* [Work item]: Could you show each line of the records that contains the word "Ljavax"?

Listed entries START

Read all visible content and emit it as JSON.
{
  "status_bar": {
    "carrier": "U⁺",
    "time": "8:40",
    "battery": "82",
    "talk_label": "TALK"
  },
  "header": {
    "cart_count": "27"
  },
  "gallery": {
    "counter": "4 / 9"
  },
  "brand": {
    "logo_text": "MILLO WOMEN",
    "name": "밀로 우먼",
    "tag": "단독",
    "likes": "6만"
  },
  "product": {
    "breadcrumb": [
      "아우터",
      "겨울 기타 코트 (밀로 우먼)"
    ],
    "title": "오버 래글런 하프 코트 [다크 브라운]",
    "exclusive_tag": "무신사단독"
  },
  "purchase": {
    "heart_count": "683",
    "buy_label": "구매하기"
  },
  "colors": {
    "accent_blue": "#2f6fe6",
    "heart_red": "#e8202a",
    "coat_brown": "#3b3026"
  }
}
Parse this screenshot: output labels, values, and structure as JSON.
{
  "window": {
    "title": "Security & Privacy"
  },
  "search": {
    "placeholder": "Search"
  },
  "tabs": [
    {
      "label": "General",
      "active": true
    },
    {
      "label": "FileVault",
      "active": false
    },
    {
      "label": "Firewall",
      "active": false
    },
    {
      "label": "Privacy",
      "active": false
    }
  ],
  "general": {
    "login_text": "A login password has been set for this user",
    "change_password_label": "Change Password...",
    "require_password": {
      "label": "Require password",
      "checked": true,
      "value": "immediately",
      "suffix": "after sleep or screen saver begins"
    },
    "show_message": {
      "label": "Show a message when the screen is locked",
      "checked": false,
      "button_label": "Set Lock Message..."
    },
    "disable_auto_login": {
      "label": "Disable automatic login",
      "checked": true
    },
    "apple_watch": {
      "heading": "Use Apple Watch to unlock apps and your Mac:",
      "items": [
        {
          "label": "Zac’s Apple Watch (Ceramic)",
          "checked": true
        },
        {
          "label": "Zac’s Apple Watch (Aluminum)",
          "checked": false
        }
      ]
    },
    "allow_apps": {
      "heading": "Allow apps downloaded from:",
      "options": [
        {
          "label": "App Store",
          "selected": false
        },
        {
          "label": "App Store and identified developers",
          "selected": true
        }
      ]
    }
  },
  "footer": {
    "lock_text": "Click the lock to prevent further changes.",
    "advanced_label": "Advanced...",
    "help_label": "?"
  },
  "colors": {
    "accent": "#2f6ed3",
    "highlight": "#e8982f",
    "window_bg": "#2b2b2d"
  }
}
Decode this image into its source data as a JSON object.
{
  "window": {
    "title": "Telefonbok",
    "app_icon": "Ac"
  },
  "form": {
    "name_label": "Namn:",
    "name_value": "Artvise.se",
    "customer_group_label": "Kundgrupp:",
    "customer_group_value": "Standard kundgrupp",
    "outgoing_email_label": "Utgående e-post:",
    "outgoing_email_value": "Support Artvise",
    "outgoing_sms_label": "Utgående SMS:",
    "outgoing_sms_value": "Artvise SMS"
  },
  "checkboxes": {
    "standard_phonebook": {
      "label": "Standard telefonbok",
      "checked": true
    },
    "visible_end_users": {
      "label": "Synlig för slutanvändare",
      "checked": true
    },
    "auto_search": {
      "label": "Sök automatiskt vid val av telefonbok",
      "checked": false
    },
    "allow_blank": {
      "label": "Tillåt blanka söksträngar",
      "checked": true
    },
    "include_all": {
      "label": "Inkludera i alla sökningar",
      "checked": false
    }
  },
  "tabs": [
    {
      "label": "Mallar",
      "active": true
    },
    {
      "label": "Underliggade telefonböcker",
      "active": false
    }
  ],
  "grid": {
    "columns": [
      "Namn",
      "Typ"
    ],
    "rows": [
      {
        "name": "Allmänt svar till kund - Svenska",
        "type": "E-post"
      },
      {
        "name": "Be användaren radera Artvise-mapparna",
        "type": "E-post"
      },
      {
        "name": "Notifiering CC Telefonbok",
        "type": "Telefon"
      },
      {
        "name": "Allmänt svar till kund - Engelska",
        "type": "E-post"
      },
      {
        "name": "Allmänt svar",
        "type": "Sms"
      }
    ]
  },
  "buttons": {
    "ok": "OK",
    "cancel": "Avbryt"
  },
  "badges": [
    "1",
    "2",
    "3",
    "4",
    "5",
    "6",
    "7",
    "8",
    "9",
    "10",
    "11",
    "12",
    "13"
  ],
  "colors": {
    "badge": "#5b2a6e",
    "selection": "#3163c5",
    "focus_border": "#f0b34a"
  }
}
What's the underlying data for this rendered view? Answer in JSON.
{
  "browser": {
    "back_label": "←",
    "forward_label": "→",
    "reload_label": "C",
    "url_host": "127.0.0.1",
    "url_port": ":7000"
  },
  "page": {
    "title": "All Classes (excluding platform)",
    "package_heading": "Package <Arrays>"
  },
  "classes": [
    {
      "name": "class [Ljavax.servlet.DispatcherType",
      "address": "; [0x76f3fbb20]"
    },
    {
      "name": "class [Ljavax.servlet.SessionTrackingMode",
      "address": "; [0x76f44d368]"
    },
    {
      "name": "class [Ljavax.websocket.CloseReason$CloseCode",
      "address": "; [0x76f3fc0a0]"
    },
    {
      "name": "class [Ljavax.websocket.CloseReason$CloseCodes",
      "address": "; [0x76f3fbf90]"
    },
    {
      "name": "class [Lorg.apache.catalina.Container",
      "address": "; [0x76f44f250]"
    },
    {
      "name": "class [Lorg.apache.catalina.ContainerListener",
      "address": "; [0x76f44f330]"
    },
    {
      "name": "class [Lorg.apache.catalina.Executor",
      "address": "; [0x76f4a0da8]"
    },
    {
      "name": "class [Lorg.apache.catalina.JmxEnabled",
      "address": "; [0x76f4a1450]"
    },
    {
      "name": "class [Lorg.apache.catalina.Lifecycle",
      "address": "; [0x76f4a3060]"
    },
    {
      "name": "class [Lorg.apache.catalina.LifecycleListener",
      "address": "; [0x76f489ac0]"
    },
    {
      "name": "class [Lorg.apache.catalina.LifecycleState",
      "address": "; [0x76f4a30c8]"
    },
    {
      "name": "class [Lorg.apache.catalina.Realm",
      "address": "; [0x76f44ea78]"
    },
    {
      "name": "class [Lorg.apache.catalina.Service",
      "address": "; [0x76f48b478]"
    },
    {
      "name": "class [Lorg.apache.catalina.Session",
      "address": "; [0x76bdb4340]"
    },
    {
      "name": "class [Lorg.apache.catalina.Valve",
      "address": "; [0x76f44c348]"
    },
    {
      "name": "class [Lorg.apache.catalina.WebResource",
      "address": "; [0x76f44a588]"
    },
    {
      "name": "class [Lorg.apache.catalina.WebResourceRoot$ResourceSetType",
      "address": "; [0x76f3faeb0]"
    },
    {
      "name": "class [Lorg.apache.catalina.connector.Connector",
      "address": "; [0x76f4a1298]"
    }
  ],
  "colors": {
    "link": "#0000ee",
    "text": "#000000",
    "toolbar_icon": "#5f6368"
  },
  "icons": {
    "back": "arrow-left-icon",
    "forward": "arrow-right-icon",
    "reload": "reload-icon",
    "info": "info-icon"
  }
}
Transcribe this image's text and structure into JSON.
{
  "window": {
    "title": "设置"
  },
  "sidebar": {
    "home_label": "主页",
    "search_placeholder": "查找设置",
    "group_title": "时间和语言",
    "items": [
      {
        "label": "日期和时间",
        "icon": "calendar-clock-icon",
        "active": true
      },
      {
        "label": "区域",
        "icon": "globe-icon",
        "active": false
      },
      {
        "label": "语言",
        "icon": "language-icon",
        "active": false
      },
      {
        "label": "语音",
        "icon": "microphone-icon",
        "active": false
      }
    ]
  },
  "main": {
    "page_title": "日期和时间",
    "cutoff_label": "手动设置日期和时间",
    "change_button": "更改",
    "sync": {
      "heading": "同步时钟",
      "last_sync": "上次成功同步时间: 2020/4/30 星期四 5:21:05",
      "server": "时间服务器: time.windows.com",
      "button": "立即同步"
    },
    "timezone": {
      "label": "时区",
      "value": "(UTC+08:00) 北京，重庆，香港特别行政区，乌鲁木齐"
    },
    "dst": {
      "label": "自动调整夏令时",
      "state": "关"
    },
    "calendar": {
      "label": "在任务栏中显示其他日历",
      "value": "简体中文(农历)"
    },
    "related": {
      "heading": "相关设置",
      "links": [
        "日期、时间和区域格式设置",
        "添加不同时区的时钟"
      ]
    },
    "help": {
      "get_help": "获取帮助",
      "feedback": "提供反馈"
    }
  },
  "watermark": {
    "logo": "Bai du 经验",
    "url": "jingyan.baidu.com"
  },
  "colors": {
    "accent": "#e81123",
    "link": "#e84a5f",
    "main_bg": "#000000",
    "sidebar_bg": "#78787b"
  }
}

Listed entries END

* [Expected answer]:
      "name": "class [Ljavax.servlet.DispatcherType",
      "name": "class [Ljavax.servlet.SessionTrackingMode",
      "name": "class [Ljavax.websocket.CloseReason$CloseCode",
      "name": "class [Ljavax.websocket.CloseReason$CloseCodes",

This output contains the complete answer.